* [What the task requires]: Each line containing the word "structured" must be copied from the material below.
---------- Records supplied
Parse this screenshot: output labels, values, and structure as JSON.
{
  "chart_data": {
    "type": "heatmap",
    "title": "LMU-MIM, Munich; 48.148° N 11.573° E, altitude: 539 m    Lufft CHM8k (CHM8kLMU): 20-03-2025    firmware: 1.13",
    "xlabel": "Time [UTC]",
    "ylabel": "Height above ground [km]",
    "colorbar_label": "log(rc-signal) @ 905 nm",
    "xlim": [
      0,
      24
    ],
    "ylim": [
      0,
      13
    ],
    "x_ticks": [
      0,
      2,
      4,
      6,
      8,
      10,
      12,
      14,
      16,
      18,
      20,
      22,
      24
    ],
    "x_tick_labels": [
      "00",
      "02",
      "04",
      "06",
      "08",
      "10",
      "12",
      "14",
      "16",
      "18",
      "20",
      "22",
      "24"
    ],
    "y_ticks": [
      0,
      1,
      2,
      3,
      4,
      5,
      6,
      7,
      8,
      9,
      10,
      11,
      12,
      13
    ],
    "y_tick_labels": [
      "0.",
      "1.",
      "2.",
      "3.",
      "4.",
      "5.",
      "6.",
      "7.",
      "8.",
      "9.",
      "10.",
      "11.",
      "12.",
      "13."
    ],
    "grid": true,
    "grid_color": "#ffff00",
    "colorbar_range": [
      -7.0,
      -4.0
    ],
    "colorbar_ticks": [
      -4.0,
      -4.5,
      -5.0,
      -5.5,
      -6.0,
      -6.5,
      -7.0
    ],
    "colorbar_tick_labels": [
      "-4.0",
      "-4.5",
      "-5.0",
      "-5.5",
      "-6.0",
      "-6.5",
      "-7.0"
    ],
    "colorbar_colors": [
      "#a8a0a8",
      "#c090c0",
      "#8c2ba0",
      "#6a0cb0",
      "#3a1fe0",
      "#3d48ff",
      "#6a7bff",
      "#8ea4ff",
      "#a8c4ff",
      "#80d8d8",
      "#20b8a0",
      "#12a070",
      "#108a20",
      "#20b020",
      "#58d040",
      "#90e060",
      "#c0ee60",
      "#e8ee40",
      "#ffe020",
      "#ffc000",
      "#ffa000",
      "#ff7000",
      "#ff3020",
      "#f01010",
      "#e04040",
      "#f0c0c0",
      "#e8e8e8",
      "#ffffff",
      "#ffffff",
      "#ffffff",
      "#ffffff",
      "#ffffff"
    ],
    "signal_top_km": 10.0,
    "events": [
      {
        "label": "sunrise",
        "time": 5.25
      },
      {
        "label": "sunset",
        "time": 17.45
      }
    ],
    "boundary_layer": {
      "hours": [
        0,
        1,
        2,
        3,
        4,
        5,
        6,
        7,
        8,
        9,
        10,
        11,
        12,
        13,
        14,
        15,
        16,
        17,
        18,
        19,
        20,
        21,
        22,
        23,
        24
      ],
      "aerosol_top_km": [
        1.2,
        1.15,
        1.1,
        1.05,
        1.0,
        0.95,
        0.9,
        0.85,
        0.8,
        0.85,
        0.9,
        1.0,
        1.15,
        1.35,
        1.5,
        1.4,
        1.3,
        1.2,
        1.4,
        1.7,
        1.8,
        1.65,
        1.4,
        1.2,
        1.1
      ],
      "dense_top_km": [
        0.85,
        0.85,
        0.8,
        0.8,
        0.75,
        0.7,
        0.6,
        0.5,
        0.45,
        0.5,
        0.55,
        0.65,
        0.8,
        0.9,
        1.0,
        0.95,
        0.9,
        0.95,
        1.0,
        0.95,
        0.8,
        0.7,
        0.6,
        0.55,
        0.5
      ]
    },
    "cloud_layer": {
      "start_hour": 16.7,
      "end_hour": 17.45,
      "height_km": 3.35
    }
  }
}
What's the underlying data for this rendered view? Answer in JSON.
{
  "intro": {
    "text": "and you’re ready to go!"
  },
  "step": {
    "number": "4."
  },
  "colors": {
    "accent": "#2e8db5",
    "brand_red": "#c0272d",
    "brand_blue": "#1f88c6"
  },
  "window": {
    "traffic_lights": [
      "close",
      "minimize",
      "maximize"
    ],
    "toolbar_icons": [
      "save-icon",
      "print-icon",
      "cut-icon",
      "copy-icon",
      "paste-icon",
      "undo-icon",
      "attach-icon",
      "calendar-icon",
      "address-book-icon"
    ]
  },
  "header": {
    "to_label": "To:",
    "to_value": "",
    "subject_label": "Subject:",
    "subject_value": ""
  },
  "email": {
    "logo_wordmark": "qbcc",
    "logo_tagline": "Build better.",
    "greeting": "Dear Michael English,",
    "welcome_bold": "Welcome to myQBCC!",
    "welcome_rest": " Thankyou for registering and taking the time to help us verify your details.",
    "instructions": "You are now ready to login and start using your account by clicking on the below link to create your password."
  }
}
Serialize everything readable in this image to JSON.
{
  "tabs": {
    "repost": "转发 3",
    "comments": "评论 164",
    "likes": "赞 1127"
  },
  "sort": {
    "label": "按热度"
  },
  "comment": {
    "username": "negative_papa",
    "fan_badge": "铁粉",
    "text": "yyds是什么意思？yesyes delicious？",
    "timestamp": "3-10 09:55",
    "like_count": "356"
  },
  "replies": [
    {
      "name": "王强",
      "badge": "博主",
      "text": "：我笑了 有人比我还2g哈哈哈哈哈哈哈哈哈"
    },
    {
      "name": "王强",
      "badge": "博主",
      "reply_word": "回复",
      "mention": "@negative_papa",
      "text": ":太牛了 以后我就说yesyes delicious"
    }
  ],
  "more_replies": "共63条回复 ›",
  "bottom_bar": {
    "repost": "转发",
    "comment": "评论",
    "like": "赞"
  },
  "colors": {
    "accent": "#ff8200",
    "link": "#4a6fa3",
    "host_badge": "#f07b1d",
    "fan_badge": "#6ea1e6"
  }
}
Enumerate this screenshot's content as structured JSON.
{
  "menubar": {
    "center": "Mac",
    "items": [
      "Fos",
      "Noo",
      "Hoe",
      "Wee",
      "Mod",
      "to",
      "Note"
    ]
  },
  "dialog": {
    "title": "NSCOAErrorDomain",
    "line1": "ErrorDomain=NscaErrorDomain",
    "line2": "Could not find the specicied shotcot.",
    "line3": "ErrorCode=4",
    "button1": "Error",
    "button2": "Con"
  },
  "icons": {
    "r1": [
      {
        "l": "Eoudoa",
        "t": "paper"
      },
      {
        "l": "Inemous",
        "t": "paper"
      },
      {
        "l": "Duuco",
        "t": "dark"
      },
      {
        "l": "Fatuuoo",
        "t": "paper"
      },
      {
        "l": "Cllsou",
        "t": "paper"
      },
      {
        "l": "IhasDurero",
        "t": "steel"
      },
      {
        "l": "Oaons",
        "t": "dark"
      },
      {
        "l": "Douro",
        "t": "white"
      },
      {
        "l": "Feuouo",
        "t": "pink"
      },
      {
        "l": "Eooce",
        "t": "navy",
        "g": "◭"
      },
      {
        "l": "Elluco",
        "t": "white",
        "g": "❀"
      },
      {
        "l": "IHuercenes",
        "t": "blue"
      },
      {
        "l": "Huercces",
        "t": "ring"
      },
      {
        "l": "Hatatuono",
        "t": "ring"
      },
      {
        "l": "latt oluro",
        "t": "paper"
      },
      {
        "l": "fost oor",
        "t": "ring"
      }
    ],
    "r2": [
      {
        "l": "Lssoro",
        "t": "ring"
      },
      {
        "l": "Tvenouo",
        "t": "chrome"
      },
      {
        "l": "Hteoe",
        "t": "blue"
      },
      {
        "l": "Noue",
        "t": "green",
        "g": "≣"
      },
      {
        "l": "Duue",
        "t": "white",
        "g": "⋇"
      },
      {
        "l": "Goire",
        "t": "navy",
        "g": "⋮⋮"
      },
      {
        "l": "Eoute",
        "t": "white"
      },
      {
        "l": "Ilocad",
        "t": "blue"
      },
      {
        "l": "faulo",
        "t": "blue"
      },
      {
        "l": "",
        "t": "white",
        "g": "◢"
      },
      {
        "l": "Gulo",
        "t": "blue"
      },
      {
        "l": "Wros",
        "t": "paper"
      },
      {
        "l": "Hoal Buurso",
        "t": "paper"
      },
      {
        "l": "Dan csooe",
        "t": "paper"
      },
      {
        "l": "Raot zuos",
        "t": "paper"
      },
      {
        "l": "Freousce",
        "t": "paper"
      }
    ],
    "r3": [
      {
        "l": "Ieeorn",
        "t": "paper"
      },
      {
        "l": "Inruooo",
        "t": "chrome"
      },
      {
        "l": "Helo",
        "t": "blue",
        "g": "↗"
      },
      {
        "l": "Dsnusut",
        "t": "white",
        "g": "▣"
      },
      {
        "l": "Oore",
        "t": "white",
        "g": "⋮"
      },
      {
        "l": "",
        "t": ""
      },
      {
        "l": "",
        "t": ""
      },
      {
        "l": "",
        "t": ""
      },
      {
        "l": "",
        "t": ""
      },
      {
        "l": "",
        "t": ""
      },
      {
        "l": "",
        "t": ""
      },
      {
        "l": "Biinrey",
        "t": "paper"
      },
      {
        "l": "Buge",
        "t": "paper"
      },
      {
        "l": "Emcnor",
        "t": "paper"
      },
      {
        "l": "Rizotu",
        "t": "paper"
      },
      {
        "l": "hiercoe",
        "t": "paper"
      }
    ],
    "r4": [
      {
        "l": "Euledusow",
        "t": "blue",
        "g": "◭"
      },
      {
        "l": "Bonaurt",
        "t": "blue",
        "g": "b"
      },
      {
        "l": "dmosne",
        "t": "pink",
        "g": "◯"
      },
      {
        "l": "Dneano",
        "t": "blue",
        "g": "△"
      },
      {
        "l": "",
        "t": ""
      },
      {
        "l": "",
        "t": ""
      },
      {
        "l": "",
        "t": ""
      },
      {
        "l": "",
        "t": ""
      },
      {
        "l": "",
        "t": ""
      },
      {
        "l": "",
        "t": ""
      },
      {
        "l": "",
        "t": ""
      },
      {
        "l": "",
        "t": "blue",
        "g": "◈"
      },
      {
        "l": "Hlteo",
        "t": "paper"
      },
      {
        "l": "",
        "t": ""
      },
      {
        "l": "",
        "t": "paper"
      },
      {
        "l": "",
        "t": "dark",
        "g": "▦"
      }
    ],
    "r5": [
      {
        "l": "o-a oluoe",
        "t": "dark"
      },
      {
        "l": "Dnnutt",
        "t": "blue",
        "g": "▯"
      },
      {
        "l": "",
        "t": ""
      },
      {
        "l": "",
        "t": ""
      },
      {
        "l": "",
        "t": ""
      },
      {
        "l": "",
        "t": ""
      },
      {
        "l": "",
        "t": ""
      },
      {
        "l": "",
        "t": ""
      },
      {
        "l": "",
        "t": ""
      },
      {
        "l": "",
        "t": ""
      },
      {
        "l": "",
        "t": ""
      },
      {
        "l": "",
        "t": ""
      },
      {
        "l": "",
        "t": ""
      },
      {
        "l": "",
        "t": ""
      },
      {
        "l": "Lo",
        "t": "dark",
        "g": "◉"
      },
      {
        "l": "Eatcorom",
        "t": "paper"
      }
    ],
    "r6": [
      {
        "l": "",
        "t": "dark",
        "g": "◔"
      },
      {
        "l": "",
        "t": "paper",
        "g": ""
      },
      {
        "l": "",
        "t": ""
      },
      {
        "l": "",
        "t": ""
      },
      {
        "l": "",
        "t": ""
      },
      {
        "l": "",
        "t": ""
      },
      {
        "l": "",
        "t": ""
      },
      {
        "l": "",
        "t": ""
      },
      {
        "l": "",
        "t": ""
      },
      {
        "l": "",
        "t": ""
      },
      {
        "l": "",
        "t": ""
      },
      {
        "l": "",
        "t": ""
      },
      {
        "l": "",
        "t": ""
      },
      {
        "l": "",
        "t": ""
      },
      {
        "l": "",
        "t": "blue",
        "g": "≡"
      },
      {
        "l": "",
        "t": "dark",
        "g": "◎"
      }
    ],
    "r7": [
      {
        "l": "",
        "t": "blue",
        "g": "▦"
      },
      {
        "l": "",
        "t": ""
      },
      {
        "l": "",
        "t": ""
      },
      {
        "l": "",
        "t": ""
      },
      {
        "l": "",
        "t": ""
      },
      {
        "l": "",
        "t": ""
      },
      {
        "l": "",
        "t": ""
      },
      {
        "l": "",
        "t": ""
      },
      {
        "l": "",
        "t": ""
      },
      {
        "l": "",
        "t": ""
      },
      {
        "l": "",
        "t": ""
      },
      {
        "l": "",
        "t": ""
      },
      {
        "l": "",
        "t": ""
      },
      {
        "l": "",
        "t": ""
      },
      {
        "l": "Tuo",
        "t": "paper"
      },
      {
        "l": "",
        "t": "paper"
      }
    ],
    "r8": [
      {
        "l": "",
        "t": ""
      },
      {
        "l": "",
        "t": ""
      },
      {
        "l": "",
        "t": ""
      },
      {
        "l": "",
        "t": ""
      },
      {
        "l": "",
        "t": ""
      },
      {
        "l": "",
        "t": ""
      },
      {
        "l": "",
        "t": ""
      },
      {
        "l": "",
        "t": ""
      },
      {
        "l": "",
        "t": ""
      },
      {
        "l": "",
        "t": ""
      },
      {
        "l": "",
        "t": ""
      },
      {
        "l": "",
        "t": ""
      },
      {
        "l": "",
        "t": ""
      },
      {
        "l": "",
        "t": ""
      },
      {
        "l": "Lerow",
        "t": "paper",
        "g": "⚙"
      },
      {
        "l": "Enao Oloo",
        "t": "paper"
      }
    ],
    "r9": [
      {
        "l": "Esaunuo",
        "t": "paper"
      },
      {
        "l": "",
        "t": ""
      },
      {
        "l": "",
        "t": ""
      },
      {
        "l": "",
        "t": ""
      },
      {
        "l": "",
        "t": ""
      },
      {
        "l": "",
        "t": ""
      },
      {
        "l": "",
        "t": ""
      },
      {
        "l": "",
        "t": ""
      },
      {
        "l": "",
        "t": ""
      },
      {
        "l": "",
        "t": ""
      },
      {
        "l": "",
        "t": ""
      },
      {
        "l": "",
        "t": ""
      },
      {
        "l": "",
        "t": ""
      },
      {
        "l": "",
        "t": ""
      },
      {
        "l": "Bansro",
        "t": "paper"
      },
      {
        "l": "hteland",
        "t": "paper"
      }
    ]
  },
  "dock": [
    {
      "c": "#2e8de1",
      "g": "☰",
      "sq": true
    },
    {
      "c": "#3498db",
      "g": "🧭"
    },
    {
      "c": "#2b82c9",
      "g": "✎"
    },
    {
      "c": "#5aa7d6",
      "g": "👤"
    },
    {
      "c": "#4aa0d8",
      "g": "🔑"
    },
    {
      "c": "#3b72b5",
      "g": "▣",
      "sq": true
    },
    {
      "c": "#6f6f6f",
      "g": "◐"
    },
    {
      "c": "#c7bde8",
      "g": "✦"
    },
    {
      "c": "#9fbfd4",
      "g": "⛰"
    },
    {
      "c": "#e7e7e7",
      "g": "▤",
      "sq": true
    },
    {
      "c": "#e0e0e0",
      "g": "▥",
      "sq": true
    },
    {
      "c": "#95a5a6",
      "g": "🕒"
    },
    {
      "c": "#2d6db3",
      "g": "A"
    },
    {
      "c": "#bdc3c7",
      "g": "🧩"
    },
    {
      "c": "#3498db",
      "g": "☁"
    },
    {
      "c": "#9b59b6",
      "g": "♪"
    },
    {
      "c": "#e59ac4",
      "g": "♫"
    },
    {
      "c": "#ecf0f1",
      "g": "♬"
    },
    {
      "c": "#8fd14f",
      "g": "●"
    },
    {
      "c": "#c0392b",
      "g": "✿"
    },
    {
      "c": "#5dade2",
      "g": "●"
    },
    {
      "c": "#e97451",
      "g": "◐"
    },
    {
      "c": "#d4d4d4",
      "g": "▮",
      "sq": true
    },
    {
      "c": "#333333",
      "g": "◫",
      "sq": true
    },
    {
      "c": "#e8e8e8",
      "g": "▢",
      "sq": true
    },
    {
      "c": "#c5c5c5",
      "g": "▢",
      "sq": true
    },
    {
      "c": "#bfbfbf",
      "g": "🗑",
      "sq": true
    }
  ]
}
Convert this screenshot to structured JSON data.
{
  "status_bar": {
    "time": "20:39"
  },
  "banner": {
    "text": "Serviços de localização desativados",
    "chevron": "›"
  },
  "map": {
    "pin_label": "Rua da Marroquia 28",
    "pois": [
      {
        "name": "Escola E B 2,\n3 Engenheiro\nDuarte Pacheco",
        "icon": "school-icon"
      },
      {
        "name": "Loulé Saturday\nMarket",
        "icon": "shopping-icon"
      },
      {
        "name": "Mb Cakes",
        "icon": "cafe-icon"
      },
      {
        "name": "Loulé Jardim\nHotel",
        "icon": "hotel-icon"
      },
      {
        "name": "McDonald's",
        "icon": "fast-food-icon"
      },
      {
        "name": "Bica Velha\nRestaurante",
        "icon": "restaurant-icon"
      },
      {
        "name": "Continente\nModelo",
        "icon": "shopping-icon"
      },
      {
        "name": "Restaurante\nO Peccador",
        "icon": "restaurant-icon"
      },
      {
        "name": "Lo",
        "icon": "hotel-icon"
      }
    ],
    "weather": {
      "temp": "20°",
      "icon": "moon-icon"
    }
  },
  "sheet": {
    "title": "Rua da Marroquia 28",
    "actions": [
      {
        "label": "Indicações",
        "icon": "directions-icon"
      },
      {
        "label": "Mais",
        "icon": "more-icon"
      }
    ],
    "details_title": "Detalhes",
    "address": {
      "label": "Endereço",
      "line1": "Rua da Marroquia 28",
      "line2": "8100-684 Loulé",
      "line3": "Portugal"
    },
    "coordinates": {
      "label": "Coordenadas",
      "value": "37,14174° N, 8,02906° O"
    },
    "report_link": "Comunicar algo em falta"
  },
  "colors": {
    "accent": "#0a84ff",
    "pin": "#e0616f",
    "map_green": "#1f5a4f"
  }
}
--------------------
* [Task response]:
Enumerate this screenshot's content as structured JSON.
Convert this screenshot to structured JSON data.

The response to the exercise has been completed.